Perhaps unsurprisingly given Gal’s tech background, and Tel Aviv’s vibrant entrepreneurial culture, the M&H distillery feels a little like a tech start up, unique from other distilleries I’ve visited around the world. Their new make and the various cask experiments they’ve tried could be the equivalent of the tech scene’s MVP (minimal viable product) as they iterate to tweak their approach to whisky making and house style. They are careful with their spend and agile with their attention and ideas, enabling them to pivot quickly if something isn’t working. M&H’s CEO Eitan Attir points out flexibility is therefore something they look for in all the staff they hire. This agility is perhaps the antithesis of what we’ve come to expect from the traditional time mannered, structured approach to whisky making, which gives M&H an advantage over some other distilleries.

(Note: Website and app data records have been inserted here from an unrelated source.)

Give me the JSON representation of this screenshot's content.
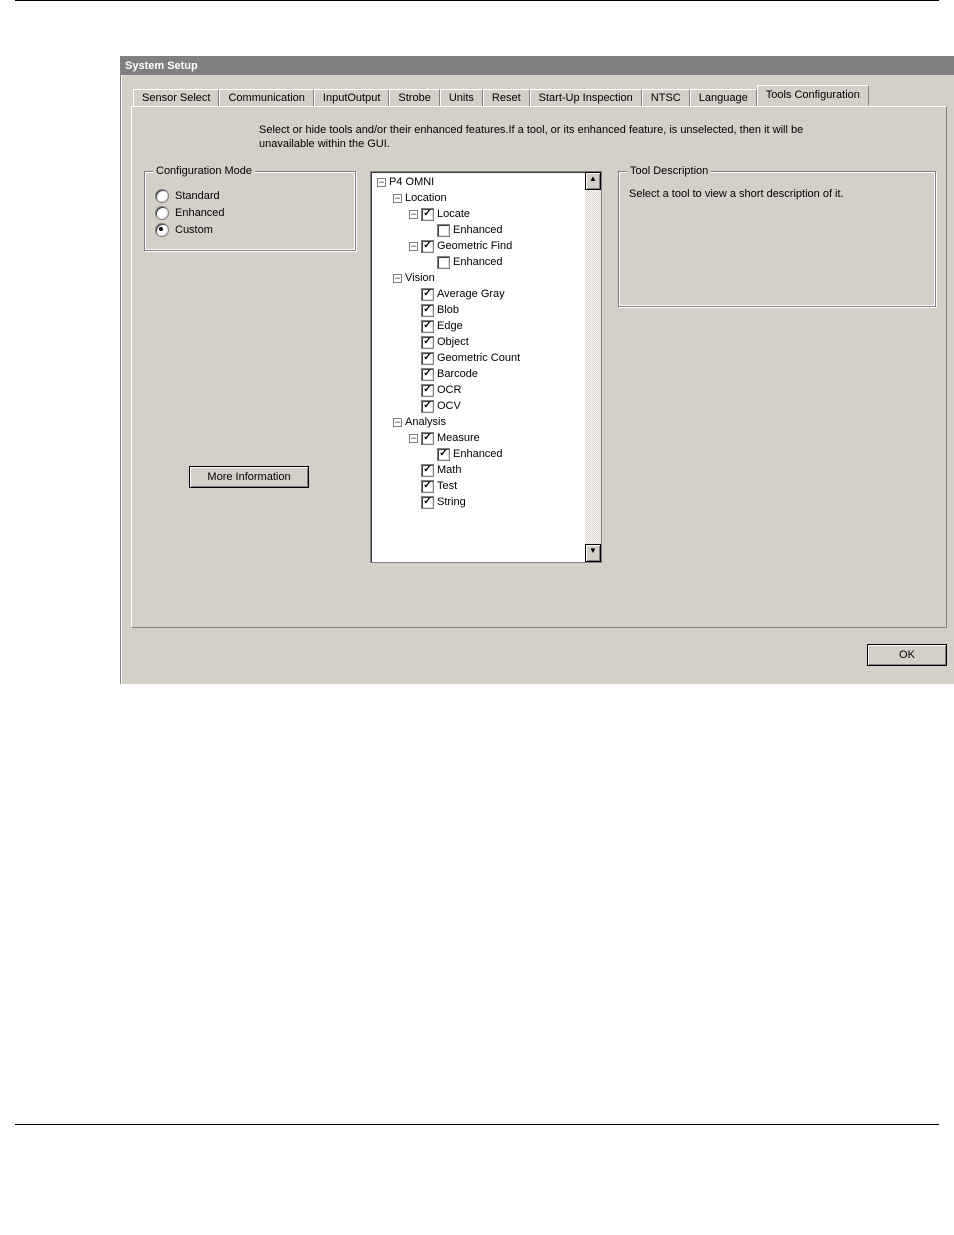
{
  "window_title": "System  Setup",
  "tabs": [
    "Sensor Select",
    "Communication",
    "InputOutput",
    "Strobe",
    "Units",
    "Reset",
    "Start-Up Inspection",
    "NTSC",
    "Language",
    "Tools Configuration"
  ],
  "active_tab_index": 9,
  "instructions": "Select or hide tools and/or their enhanced features.If a tool, or its enhanced feature, is unselected, then it will be unavailable within the GUI.",
  "config_mode": {
    "legend": "Configuration Mode",
    "options": [
      "Standard",
      "Enhanced",
      "Custom"
    ],
    "selected_index": 2
  },
  "more_info_label": "More Information",
  "tool_description": {
    "legend": "Tool Description",
    "text": "Select a tool to view a short description of it."
  },
  "ok_label": "OK",
  "tree": {
    "root": "P4 OMNI",
    "location_label": "Location",
    "locate": "Locate",
    "locate_enh": "Enhanced",
    "geofind": "Geometric Find",
    "geofind_enh": "Enhanced",
    "vision_label": "Vision",
    "avg_gray": "Average Gray",
    "blob": "Blob",
    "edge": "Edge",
    "object": "Object",
    "geocount": "Geometric Count",
    "barcode": "Barcode",
    "ocr": "OCR",
    "ocv": "OCV",
    "analysis_label": "Analysis",
    "measure": "Measure",
    "measure_enh": "Enhanced",
    "math": "Math",
    "test": "Test",
    "string": "String"
  }
}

Both Eitan, Tomer and Gal share the mindset of not taking no for an answer, with Gal stating “we can do anything, but just don’t know how yet.” This is demonstrated by their approach to enhancing even the simplest of operations. For example, Tomer needed a way of easily monitoring the volume of spirit in each cask, so Gal invented a sonar-based device he intends to fit into each cask bung.
While their water source, being city based, is hard, rich in calcium and generally unsuitable for whisky making let alone cooling, no problem, they just installed a water lab for reverse osmosis before adding in the salts and minerals they desire, and use refrigerators to keep their fermentation tanks at the right temperature. Currently their barley is imported from the UK and the Czech Republic so they can better control quality, but I would imagine a local solution is not far off. No matter what resistance they meet they are able to find a way around it with ease, ingenuity and panache in the time it takes a tech company to release a new app update.
This isn’t a company driving towards an IPO or trade sale, they are in it for the long run. The team, still in their 30s, are ambitious and want to share the stage and shelf space with world renowned brands such as The Balvenie and Glenfiddich. They are already setting their sights on expansion of the distillery and operations, while we still wait for their first commercial whisky to come out.
This vision and global ambition, which they sometimes refer to as ‘the Israeli dream’, is in their DNA. In years to come we could be looking to the M&H team for what they will try next, thanking them for the likely innovation they will drive in whisky making.
Will their whisky be in the top five globally by 2030? Given the current economic climate, and competition from multiple brands fighting for our attention, it is too early to say. But with their strategic vision and agile approach, if anybody can achieve such a goal, they can.
Whisky making has always been interesting but now, as a result of distilleries like M&H who are testing perceptions of what is possible in home terroir, whisky making is exciting! L’Chaim to their Israeli dream!